BEGIN
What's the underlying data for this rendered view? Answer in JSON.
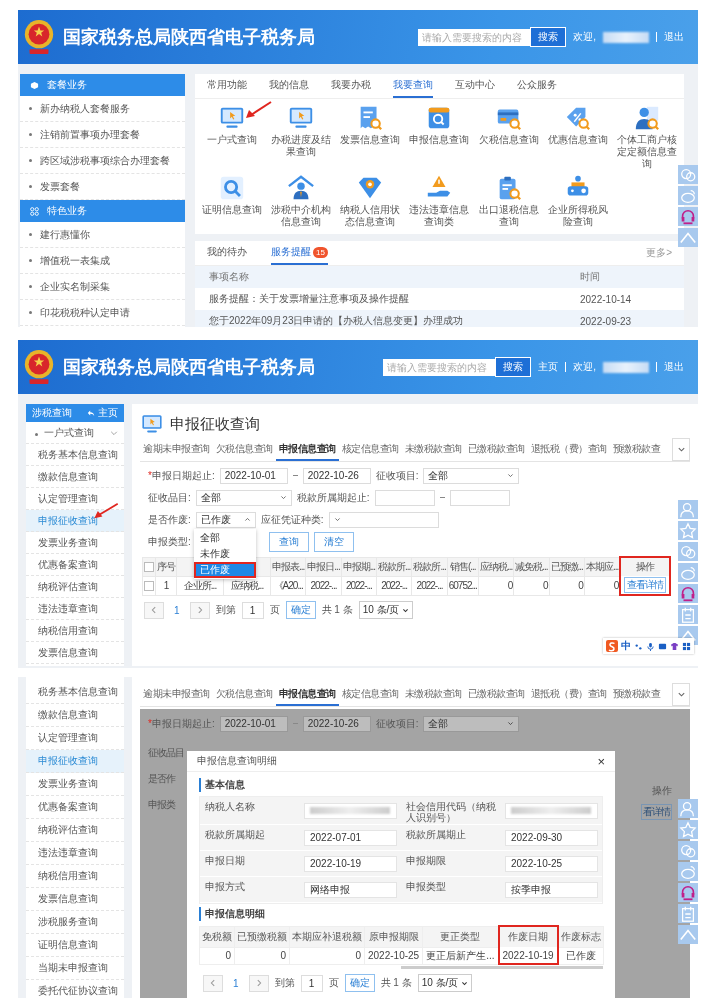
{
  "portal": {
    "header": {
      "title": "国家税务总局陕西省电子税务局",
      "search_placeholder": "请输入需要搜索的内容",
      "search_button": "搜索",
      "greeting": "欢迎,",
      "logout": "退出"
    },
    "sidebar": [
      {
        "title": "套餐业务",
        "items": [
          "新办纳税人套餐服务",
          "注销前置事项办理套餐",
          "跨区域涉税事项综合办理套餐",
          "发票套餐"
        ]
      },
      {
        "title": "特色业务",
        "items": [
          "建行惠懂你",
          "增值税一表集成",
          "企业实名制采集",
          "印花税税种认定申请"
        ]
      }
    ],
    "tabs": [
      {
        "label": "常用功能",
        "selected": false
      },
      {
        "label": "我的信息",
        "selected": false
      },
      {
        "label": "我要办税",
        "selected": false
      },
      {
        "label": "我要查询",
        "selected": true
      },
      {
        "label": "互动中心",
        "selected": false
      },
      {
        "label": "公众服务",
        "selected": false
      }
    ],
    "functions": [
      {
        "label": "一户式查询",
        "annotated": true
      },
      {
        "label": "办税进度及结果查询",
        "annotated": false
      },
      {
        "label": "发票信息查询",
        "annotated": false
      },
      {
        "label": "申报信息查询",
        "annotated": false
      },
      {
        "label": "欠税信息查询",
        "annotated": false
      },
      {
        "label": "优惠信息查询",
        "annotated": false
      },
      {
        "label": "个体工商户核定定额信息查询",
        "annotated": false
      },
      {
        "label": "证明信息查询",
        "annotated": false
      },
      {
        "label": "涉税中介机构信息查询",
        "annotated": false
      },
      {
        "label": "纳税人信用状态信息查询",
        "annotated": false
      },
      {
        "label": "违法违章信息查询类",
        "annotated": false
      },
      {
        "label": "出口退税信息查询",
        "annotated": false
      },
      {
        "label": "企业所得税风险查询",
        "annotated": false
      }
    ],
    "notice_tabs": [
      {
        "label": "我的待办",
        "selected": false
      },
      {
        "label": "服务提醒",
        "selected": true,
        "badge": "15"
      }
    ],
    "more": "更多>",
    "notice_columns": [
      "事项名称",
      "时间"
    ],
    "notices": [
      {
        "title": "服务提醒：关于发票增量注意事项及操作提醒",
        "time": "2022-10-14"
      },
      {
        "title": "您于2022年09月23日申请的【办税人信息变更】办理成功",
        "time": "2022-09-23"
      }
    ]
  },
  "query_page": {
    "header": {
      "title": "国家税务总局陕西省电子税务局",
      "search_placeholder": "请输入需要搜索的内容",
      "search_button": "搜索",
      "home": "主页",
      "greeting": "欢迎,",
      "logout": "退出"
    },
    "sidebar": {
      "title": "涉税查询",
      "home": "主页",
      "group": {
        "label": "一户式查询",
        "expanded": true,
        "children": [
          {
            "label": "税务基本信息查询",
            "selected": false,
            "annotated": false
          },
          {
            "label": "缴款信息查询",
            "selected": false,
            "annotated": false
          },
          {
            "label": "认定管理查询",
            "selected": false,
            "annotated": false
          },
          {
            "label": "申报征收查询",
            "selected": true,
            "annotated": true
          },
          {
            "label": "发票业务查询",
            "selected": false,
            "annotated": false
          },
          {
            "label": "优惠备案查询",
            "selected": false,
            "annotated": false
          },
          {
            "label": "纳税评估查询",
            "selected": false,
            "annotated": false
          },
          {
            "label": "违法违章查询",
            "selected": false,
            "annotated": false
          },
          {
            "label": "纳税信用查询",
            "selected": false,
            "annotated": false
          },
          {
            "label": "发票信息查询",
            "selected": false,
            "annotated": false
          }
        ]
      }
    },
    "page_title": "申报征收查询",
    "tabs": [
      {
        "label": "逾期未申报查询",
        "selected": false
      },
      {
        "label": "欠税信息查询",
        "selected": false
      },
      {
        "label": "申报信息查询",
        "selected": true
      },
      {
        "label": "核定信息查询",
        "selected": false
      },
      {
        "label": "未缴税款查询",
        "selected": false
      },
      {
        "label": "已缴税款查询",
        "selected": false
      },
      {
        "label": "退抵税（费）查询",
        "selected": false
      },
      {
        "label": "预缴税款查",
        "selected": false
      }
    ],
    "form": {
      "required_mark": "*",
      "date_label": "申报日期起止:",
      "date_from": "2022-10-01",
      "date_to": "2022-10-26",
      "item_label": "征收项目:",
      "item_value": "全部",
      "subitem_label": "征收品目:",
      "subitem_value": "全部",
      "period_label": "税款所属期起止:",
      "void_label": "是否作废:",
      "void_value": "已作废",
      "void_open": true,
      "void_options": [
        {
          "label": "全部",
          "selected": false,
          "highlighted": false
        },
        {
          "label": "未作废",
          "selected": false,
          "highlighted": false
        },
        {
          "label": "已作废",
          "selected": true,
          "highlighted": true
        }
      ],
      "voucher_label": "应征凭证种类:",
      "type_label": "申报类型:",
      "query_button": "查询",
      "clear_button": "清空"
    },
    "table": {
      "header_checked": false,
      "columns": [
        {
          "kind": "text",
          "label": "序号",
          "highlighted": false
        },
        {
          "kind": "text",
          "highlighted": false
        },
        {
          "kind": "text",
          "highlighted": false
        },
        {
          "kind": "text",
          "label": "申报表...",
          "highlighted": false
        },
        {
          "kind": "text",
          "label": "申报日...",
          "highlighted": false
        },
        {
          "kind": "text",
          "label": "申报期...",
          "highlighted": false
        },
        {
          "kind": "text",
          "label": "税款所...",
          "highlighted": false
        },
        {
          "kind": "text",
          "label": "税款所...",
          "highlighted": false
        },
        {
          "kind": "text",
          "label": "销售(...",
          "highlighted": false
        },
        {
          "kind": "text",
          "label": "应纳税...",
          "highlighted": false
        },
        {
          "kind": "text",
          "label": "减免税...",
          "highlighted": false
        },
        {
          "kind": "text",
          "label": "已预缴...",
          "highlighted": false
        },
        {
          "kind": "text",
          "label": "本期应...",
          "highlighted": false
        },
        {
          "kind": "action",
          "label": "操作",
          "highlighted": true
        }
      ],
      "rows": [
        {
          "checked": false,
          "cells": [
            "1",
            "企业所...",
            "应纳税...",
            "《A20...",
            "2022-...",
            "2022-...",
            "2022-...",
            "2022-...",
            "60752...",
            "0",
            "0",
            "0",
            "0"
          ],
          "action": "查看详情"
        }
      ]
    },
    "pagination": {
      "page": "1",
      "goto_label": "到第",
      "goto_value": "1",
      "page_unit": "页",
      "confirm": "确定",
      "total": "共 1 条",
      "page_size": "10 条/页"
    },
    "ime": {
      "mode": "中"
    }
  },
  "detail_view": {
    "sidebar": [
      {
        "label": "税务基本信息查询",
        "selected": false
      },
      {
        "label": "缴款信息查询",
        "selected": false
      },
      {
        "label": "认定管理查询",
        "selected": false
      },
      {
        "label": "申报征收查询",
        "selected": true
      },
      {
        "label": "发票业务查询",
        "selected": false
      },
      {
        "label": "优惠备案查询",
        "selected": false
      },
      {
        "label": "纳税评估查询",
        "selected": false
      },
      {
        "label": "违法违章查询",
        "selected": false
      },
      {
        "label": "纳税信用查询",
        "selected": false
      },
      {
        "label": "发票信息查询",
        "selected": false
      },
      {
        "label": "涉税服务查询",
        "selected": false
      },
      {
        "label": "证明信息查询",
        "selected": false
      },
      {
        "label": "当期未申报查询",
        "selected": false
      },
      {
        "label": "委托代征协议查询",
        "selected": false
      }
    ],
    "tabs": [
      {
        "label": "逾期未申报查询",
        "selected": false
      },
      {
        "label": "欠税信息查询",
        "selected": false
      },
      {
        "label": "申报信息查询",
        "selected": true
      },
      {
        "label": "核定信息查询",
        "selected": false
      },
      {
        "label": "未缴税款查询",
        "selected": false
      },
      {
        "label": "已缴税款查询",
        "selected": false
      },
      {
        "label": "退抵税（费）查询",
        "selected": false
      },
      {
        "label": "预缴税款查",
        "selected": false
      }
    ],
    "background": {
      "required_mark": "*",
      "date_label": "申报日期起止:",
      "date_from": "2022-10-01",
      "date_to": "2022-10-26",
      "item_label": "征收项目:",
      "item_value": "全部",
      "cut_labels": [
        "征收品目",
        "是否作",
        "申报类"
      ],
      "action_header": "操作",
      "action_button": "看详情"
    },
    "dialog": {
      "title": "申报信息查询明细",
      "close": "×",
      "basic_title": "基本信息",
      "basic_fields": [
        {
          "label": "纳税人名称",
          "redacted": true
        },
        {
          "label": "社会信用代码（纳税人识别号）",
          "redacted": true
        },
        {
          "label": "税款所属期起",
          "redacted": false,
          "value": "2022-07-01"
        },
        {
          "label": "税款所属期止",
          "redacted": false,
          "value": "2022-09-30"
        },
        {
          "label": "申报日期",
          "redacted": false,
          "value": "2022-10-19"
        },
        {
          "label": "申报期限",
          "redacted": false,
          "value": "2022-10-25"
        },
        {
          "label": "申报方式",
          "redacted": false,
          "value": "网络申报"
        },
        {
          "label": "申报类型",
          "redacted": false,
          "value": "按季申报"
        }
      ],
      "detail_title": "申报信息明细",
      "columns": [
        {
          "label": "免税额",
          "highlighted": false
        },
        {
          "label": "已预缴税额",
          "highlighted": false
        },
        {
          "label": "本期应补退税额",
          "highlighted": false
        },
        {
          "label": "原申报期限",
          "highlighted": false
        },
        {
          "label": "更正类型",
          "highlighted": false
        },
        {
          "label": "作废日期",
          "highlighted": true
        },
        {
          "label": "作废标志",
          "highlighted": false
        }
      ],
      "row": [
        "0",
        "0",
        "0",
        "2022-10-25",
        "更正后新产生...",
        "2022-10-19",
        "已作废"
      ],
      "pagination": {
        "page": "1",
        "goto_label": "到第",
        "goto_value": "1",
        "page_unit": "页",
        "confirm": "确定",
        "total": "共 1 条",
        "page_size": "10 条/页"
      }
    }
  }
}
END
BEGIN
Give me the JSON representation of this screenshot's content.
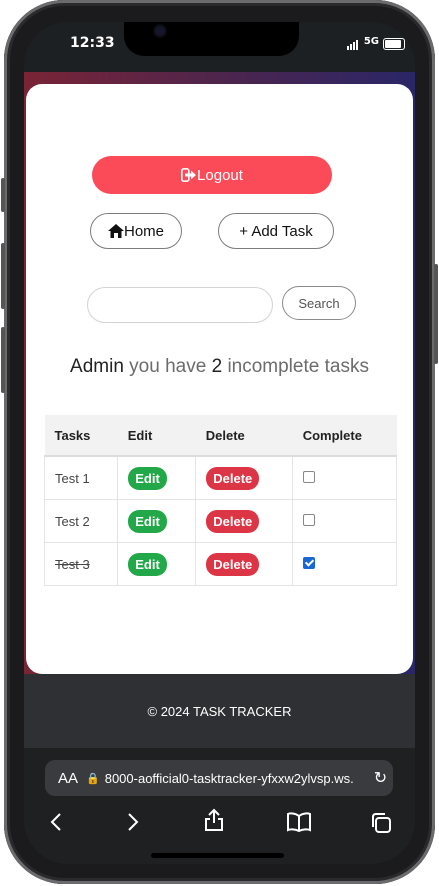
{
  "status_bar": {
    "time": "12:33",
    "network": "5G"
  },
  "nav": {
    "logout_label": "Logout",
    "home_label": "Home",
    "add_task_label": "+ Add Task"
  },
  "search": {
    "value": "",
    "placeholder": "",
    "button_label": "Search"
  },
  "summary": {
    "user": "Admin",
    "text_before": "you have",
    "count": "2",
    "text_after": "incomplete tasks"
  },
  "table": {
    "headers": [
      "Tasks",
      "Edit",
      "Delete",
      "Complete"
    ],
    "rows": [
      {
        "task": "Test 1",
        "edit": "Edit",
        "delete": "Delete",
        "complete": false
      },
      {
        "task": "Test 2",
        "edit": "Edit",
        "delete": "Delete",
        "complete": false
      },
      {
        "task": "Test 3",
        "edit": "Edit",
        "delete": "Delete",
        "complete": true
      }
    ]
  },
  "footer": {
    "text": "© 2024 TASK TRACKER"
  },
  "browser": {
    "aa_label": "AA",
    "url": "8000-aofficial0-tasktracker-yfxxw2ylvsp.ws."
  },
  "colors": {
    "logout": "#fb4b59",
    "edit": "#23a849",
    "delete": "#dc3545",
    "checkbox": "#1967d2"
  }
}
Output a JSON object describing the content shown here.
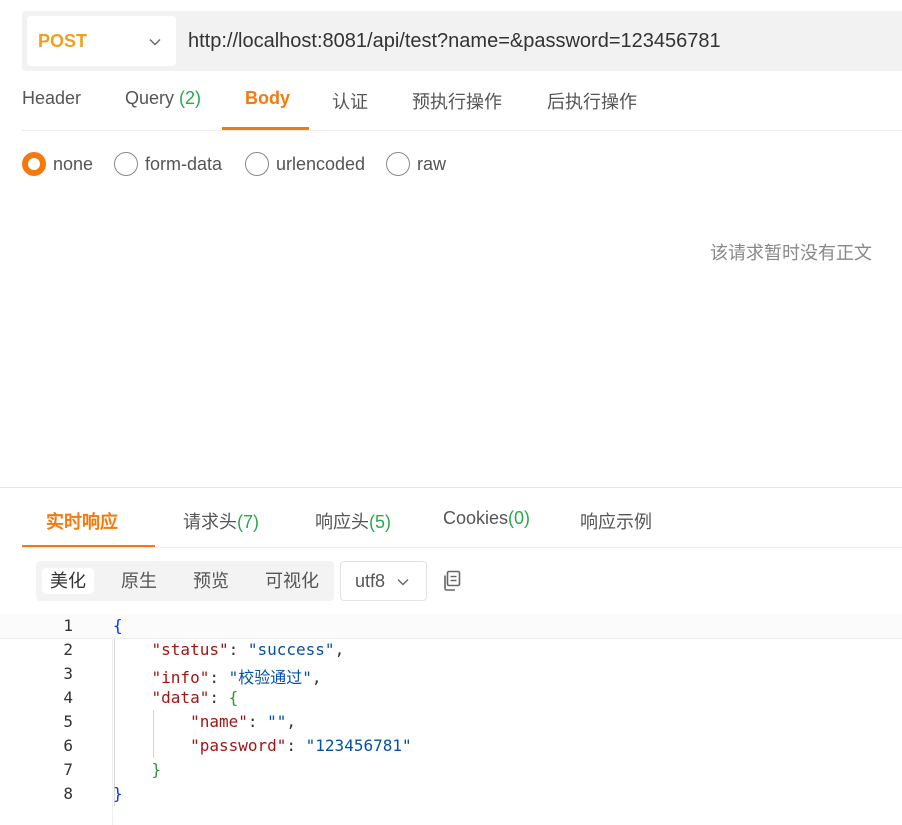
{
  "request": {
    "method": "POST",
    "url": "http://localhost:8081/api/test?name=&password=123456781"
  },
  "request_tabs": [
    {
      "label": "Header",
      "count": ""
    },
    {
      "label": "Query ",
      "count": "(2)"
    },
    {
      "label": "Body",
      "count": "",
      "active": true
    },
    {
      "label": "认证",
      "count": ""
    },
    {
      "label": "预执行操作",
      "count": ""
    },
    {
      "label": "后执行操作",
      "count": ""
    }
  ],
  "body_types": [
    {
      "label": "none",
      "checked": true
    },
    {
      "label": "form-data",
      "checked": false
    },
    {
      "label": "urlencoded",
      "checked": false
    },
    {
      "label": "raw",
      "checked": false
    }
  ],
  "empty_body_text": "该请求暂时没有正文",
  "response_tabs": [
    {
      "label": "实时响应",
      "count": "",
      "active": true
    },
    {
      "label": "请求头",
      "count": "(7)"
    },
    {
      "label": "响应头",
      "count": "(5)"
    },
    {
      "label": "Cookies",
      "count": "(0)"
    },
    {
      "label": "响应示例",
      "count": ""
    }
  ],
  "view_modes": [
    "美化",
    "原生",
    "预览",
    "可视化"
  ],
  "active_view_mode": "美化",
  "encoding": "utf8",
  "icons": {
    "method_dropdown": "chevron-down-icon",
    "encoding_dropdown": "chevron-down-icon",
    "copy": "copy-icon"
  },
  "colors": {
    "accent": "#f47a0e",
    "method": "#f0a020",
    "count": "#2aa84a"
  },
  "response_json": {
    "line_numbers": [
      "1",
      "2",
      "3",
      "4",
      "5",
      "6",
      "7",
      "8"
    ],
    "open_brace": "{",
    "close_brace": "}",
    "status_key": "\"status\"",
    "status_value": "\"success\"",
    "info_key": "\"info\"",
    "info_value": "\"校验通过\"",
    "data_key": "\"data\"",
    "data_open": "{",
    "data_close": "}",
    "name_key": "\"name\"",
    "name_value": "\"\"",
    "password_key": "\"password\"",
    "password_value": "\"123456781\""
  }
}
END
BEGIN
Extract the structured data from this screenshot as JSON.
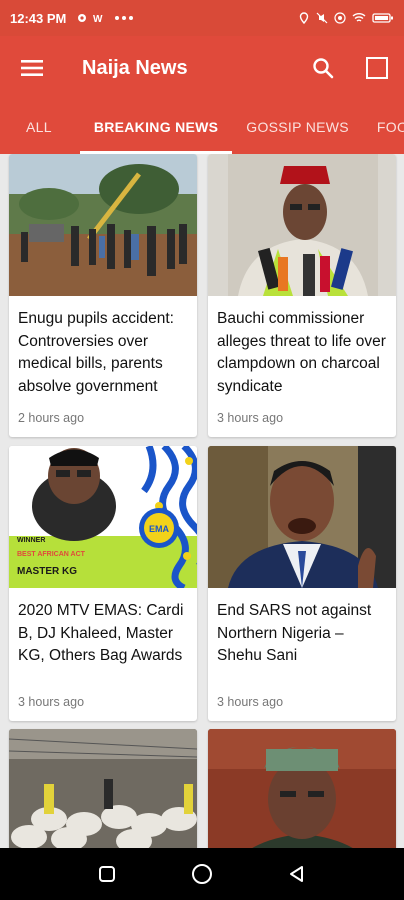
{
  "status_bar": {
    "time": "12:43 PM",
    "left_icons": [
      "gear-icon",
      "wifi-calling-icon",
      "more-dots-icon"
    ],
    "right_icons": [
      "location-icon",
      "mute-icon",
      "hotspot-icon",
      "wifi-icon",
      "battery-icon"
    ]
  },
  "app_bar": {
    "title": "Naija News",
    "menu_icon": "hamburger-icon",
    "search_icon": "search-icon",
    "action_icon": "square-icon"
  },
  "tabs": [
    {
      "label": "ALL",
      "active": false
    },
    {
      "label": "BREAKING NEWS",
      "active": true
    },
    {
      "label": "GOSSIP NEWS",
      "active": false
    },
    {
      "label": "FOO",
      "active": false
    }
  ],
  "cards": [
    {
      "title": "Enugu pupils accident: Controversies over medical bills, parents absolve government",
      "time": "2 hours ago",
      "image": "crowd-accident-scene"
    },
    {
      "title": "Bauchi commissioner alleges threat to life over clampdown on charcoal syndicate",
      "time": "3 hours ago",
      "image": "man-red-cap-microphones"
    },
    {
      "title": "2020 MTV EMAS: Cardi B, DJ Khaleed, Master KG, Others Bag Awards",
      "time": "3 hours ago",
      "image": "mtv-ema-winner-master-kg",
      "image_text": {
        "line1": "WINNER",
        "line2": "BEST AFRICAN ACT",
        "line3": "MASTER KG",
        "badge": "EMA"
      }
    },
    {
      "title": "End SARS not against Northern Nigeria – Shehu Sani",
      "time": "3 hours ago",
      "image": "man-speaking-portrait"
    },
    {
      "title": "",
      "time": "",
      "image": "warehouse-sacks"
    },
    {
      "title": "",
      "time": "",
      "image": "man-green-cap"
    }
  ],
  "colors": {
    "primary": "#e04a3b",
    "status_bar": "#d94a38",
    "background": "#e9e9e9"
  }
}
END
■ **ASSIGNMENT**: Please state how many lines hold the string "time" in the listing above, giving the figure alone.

■ **SOLUTION TO THIS TASK**: 10